For instance, take Latin pronunciation. I loved when Mr. F. would recite some text of Latin from memory, the mellifluous tones beautiful sounds, even if there was no comprehension of the words. Many students have been taught that since no one knows how it was pronounced, just say a Latin word as if it were an English word. [Screeching nails on the chalkboard!! Can you imagine listening to a choir sing a Latin text as if it were English?] There are a few reliable clues that get us very close to original pronunciation. Loanwords, words taken from Latin into another language, are helpful. Caesar is easy to pronounce in Latin if you just think of the German word Kaiser. When archeology digs uncovered graffiti on the walls of Pompei which had been covered by the eruption of Mt. Vesuvius, the misspelled words offered clues to the phonetic pronunciation of those words.
Our beloved teacher introduced us to medieval Latin poetry: the pounding trochaic lines in Dies Irae, the lugubrious Stabat Mater, and the playful Carmina Burana. You can learn more about these if you read this book.
If words and dialects fascinate you, if connections between languages are your “love language”, the first chapter is worth the price of the book.
One trick is to look for systematic patterns of sound correspondence. One such is that an English f often corresponds to a Latin p, as in English father beside Latin pater, or English fish beside Latin piscis.
That one is fairly straightforward, but there are more surprising ones that can still be shown to be valid. For example, Latin qu sometimes corresponds to English f, sometimes to v, so that English five can be proved to be connected with Latin quinque.

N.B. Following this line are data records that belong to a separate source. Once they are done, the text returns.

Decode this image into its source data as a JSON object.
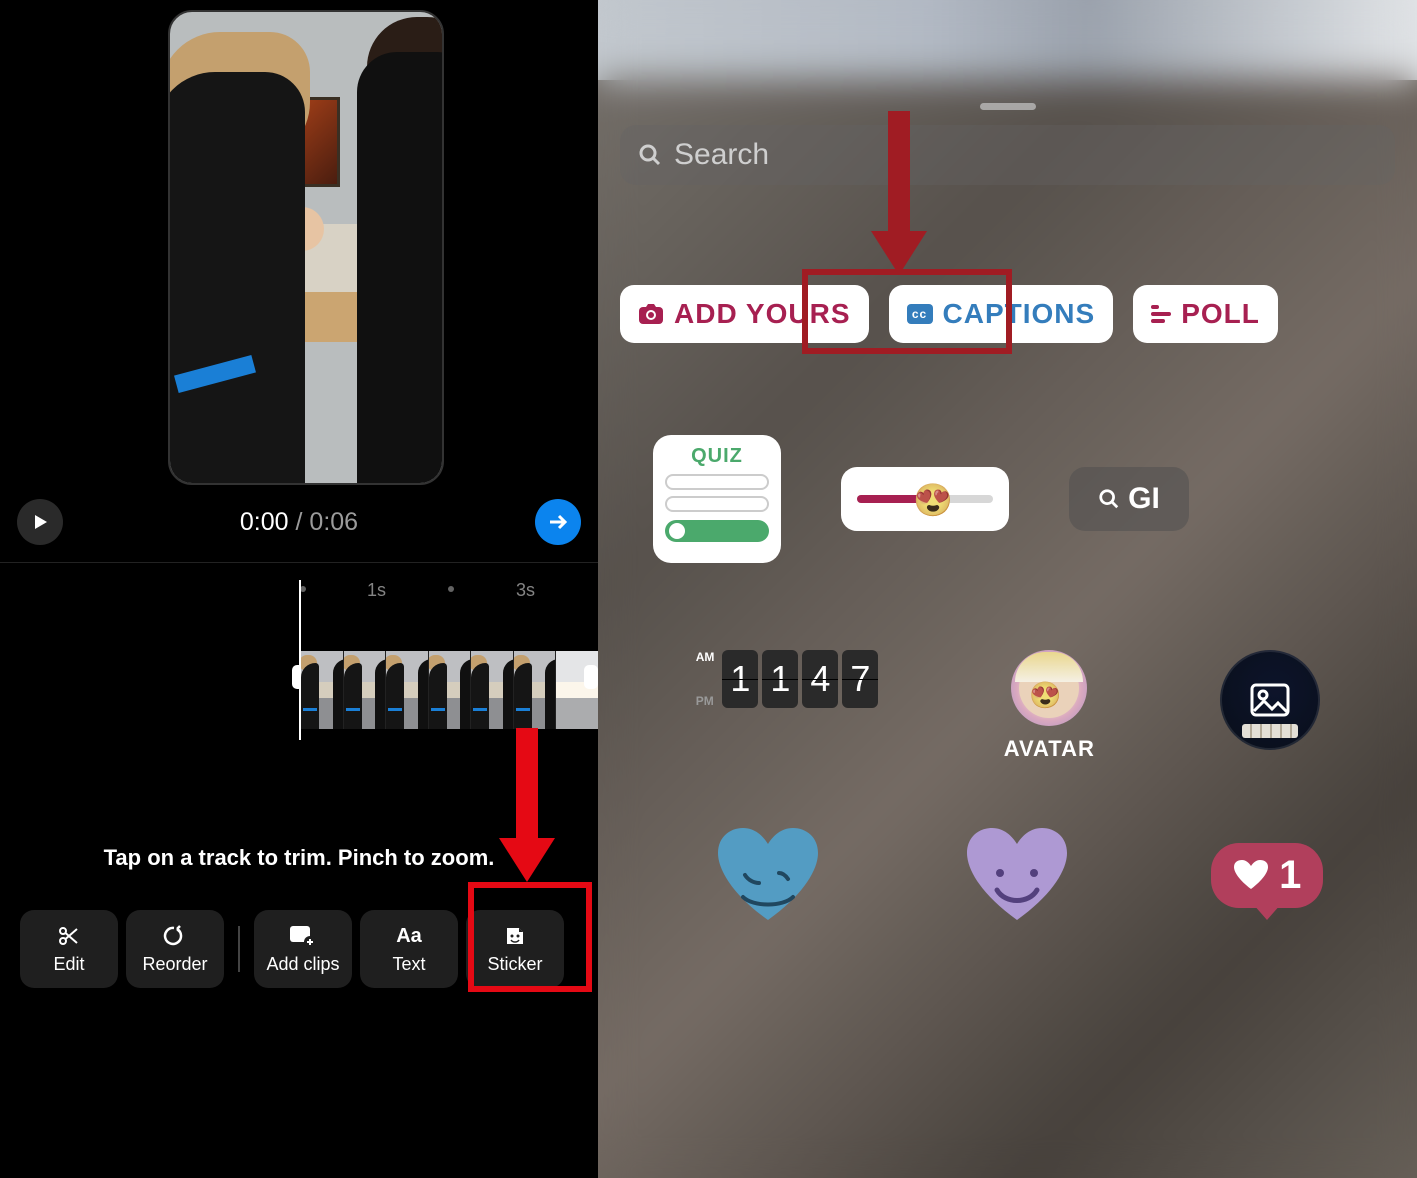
{
  "left": {
    "time_current": "0:00",
    "time_separator": " / ",
    "time_total": "0:06",
    "ruler": {
      "a": "1s",
      "b": "3s"
    },
    "hint": "Tap on a track to trim. Pinch to zoom.",
    "toolbar": {
      "edit": "Edit",
      "reorder": "Reorder",
      "addclips": "Add clips",
      "text": "Text",
      "sticker": "Sticker"
    }
  },
  "right": {
    "search_placeholder": "Search",
    "chips": {
      "addyours": "ADD YOURS",
      "captions": "CAPTIONS",
      "cc": "cc",
      "poll": "POLL"
    },
    "quiz_label": "QUIZ",
    "gif_label": "GI",
    "clock": {
      "am": "AM",
      "pm": "PM",
      "h1": "1",
      "h2": "1",
      "m1": "4",
      "m2": "7"
    },
    "avatar_label": "AVATAR",
    "like_count": "1"
  }
}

All that fun from one page (p.11) of this book! Here’s more:
Neuralgia, which means ‘nerve pain’, comes from the Greek words neuron ‘nerve’ and algia ‘pain’, and in Greek the prefix a-/an- marks a negative, as in amoral, so an analgesic is something that takes away pain. In fact, almost all our medical terms come from Latin or Greek. p. 149
I have to sit on my hands. There are so many more wonderful passages about words.
This book is criticized on Amazon for being written at a high school reading level. I see that as a strength, not as a fault. Many of us who desire to teach our children a language which we first need ourselves to learn are easily intimidated. I do have a criticism of A Natural History of Latin. The author’s viewpoint is decidedly secular, and to a point almost anti-Christian. Here is an example: For someone who is not a Christian many of his [Augustine’s] ideas are strange or even repulsive. This is especially true of the idea of original sin, the idea that man is born evil and has to be redeemed by the Saviour. I could read around these occasional statements and enjoy the rest.
I would be remiss if I didn’t acknowledge the long suffering patience of my friend Brenda at TanabuGirl. When she put her copy of this book in my hand and said, “take your time”, I don’t think she meant 15 months. Brenda was one of the original 33 students who read Latin with our beloved teacher and one of the three remaining students six years later. She now teaches at a Classical Christian School and has started a private blog Latin Pagina. If you are interested in the notes of a Latin teacher, and ask really nicely [message her at TanabuGirl] I bet she’d let you be a guest and read what she is doing. Thank you my friend. This book will be on your desk Monday morning. Dominus vobiscum.